━━━━━ EXCERPTED DATA
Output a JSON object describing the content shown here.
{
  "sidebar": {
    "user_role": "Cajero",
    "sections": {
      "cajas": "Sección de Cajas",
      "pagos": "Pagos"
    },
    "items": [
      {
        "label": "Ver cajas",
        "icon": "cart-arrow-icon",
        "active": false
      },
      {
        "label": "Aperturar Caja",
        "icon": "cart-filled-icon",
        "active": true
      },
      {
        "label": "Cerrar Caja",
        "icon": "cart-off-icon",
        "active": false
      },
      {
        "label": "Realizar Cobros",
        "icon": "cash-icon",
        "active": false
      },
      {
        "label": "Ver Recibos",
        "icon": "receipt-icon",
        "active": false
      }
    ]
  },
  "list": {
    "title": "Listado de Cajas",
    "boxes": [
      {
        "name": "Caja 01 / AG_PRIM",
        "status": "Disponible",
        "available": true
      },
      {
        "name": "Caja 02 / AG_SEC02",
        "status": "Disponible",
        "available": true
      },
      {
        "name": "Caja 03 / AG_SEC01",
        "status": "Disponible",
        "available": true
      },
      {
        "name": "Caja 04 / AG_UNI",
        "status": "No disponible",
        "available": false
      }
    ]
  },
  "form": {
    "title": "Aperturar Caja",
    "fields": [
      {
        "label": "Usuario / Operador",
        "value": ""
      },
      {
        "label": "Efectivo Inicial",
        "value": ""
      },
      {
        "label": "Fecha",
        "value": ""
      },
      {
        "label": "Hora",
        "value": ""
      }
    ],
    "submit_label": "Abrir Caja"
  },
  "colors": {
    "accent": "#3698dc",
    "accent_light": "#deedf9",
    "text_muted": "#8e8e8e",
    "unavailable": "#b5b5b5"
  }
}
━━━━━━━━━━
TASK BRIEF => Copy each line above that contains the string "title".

THE COMPLETED TASK =>
    "title": "Listado de Cajas",
    "title": "Aperturar Caja",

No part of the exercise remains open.